Task: Read through the records below and copy each line that uses the word "What".

Dataset extract:
#####
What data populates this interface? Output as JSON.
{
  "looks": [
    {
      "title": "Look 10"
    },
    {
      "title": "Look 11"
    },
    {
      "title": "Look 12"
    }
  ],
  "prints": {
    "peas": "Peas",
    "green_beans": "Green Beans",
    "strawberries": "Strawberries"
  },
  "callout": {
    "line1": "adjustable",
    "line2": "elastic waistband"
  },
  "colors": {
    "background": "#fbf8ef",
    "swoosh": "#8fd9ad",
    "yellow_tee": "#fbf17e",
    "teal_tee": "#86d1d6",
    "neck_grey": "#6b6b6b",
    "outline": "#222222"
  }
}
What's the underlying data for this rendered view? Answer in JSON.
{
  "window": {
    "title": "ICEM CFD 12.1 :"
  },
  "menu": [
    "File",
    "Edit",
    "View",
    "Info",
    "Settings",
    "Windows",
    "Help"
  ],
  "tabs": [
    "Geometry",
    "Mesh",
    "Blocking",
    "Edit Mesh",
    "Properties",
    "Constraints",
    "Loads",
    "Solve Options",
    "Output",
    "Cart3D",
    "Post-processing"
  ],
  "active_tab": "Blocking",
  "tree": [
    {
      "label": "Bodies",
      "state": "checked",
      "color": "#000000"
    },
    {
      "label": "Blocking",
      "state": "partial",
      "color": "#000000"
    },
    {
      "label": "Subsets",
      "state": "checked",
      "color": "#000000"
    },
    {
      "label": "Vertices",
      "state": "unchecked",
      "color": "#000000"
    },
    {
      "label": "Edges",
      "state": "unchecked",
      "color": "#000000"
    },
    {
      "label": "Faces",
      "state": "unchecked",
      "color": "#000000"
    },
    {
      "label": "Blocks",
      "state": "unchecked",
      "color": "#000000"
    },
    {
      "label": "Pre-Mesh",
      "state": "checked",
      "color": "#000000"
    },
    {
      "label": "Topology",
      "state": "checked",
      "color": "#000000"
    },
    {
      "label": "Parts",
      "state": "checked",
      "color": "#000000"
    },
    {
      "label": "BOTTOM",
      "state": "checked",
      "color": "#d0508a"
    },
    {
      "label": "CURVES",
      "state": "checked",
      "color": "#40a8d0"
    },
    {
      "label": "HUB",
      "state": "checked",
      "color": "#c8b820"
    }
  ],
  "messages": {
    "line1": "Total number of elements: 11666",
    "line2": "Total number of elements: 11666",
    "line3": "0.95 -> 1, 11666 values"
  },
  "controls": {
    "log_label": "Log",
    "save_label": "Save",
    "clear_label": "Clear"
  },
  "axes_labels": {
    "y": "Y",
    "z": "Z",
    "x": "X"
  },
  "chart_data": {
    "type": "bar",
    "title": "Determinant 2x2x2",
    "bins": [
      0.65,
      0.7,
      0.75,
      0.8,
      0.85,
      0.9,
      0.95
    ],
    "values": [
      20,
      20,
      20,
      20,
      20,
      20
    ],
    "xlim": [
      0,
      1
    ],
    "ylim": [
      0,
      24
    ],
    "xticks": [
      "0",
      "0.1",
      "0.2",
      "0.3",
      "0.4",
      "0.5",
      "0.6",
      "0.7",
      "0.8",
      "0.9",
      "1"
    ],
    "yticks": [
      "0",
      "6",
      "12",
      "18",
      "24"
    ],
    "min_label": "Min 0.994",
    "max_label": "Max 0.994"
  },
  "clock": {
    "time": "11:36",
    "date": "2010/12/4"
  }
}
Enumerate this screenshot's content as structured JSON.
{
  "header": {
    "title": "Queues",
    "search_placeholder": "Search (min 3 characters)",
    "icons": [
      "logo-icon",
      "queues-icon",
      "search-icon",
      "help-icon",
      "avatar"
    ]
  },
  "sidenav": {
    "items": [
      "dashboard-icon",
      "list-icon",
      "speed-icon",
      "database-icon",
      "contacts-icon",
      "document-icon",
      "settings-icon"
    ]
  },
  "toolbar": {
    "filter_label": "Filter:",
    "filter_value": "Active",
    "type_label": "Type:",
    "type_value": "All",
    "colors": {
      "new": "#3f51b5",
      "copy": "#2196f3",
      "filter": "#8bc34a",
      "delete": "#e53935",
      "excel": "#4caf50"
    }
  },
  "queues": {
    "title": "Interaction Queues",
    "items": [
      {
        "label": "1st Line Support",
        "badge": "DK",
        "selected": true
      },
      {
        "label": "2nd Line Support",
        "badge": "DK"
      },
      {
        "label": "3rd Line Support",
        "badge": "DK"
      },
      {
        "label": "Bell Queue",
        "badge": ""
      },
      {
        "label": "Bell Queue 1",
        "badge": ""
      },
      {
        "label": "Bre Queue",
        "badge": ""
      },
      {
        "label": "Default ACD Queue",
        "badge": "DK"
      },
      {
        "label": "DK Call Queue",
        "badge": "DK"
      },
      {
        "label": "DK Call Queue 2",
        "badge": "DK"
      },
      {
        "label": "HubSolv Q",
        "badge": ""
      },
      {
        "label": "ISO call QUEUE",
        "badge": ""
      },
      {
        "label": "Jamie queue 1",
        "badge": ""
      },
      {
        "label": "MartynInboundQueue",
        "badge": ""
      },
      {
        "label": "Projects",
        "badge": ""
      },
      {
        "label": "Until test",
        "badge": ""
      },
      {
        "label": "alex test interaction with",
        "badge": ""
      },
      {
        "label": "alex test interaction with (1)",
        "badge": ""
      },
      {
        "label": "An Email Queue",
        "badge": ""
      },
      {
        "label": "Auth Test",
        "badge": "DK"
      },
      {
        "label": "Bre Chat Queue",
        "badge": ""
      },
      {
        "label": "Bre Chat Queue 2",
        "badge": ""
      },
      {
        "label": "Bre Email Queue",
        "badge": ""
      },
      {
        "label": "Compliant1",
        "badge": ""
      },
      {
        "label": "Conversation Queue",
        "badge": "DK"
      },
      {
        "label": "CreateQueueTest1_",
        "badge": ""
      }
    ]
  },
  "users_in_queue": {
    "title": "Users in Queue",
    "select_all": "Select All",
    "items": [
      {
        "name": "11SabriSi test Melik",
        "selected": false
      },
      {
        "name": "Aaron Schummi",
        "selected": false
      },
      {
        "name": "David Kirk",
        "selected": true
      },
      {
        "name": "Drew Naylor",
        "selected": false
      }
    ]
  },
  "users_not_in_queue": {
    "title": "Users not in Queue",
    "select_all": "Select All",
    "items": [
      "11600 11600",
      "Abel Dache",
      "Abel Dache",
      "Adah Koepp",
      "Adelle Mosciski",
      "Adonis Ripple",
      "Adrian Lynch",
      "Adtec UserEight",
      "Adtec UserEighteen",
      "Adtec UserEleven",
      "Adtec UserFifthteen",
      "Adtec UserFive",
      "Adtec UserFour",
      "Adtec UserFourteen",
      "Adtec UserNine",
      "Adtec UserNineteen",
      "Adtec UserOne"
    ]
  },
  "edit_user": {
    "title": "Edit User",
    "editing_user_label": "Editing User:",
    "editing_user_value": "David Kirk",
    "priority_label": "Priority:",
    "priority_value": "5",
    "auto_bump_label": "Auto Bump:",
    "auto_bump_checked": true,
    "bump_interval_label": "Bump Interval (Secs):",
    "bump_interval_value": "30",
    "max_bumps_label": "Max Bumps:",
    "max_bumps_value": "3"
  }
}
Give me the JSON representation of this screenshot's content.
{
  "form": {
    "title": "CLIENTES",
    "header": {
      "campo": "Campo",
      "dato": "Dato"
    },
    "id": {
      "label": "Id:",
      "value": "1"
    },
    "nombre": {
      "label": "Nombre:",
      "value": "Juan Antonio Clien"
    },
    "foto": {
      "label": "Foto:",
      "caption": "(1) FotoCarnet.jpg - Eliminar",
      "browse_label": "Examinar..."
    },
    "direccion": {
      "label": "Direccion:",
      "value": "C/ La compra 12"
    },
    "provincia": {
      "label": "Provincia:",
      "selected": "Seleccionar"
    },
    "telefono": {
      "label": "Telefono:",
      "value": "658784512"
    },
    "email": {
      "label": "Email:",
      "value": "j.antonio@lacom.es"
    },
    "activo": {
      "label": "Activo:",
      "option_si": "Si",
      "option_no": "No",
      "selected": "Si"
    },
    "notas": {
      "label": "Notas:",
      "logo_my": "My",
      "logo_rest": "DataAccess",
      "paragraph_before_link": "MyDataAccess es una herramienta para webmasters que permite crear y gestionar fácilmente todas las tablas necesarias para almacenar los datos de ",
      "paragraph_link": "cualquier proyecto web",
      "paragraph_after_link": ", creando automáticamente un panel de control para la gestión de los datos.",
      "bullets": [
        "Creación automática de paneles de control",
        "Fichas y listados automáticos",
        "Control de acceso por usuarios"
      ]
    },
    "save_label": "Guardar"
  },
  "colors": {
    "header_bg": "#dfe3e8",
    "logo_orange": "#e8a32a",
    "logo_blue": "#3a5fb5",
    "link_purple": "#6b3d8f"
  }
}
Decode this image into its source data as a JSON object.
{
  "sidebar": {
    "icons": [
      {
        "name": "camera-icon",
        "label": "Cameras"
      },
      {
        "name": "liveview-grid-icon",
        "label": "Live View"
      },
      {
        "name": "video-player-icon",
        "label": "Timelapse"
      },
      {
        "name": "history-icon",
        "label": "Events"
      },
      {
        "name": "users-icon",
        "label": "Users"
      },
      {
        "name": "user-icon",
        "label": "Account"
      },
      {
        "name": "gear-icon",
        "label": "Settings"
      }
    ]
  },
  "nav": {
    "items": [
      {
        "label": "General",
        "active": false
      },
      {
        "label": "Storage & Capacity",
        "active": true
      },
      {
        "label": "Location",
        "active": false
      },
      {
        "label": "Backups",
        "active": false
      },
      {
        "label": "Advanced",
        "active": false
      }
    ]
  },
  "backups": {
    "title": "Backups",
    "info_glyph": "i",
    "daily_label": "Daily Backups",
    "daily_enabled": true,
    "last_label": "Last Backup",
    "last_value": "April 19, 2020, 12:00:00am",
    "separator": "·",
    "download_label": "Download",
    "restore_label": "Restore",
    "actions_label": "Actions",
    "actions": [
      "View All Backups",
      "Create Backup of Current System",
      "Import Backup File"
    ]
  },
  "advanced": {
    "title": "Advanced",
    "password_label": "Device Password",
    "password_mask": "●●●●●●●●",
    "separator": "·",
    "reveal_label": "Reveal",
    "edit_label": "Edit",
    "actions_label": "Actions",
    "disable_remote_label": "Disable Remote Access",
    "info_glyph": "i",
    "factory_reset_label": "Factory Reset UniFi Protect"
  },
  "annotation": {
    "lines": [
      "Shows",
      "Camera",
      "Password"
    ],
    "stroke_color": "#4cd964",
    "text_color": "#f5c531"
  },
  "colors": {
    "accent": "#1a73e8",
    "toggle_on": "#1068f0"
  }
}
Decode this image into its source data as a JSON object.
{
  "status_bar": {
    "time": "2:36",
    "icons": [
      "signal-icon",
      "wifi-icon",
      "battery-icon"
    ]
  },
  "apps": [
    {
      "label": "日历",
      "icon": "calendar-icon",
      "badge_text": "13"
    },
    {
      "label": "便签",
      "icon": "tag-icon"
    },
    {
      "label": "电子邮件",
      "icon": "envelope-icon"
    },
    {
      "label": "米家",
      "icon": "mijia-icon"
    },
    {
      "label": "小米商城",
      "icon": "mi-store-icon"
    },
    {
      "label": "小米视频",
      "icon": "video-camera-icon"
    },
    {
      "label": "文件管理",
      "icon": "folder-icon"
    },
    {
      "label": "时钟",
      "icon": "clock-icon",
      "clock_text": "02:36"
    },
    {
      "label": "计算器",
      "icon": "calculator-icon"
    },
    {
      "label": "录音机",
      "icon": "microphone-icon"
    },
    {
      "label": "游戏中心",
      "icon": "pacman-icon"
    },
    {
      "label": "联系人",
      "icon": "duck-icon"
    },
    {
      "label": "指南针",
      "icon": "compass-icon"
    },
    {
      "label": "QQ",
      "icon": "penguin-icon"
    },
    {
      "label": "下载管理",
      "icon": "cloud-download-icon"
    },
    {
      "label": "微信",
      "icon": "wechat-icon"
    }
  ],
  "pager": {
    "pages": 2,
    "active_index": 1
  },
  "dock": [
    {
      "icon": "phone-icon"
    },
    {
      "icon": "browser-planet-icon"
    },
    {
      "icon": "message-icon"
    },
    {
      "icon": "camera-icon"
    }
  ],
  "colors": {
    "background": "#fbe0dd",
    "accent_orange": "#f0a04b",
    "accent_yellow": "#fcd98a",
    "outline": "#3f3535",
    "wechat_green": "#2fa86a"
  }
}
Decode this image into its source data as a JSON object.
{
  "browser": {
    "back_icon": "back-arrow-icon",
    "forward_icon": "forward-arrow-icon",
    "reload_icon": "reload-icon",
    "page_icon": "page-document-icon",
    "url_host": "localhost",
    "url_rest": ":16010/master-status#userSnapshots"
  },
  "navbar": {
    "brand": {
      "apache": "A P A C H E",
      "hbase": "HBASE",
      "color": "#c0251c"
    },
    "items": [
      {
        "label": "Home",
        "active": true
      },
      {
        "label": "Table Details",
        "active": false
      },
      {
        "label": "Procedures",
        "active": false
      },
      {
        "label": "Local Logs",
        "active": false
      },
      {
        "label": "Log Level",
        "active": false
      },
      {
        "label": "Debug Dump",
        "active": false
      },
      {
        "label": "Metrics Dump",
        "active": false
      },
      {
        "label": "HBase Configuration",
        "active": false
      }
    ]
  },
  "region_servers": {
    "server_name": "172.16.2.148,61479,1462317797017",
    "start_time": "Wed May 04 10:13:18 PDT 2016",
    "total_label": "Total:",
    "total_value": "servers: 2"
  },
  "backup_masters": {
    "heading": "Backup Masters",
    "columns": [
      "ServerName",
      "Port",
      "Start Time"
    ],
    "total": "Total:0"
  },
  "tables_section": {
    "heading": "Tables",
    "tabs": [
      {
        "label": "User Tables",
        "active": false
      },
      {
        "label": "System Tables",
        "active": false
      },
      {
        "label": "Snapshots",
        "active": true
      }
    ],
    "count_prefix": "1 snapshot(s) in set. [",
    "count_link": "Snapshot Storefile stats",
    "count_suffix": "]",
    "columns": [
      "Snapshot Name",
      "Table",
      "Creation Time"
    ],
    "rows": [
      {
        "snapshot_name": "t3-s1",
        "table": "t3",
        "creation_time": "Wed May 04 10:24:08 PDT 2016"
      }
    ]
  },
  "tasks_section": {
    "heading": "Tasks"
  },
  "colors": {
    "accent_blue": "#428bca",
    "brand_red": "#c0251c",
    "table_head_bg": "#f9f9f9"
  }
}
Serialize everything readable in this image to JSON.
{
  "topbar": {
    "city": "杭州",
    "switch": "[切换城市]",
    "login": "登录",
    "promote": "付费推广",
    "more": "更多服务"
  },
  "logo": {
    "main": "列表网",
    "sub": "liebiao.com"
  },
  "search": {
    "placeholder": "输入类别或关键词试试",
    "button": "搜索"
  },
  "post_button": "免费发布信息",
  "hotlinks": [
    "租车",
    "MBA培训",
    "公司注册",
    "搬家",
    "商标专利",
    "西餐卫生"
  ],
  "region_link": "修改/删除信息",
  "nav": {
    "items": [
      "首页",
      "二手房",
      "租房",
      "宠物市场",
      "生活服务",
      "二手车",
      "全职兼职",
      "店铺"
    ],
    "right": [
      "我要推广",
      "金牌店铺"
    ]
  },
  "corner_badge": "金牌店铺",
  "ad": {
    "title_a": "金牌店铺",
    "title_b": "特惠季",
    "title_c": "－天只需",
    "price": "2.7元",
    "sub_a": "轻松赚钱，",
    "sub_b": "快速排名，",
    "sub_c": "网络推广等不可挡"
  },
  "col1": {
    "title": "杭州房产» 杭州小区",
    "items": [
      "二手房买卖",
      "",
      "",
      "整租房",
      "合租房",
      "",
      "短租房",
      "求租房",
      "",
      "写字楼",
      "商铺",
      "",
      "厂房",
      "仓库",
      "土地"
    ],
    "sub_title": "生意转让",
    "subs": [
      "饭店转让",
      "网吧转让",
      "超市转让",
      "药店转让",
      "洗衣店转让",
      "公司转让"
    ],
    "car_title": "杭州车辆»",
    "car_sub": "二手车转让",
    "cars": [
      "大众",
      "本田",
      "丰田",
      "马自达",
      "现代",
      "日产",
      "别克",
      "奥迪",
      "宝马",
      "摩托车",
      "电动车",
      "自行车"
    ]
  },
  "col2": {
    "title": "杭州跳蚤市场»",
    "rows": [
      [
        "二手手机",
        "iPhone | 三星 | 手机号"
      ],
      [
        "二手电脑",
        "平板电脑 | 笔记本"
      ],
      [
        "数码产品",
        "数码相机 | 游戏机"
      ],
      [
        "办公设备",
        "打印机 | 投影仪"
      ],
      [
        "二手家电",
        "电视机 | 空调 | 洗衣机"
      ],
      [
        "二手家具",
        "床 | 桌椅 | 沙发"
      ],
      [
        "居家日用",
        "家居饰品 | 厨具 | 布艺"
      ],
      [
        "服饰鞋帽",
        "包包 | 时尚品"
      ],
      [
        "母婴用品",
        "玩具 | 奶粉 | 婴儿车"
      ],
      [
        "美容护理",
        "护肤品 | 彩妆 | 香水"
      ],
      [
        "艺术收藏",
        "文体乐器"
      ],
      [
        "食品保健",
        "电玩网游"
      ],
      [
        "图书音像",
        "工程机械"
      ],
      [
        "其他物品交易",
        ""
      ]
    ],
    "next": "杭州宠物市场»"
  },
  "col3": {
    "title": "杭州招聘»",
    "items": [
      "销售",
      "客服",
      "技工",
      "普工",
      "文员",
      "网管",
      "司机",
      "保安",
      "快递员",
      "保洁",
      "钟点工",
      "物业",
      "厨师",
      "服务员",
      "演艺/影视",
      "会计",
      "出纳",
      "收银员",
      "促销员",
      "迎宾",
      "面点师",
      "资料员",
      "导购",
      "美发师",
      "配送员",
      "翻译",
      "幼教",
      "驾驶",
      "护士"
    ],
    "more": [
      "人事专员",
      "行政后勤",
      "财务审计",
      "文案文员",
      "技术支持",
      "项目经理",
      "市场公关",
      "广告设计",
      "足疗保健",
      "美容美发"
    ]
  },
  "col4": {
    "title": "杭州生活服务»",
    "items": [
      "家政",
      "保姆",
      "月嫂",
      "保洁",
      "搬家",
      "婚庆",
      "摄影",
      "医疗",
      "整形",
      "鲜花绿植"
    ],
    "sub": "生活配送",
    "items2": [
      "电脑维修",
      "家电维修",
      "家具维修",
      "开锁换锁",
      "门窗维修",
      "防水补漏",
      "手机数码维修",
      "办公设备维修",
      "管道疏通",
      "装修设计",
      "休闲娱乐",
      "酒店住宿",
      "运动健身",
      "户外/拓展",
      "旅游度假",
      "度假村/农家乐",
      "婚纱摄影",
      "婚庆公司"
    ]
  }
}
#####
Solution:
What data populates this interface? Output as JSON.
What's the underlying data for this rendered view? Answer in JSON.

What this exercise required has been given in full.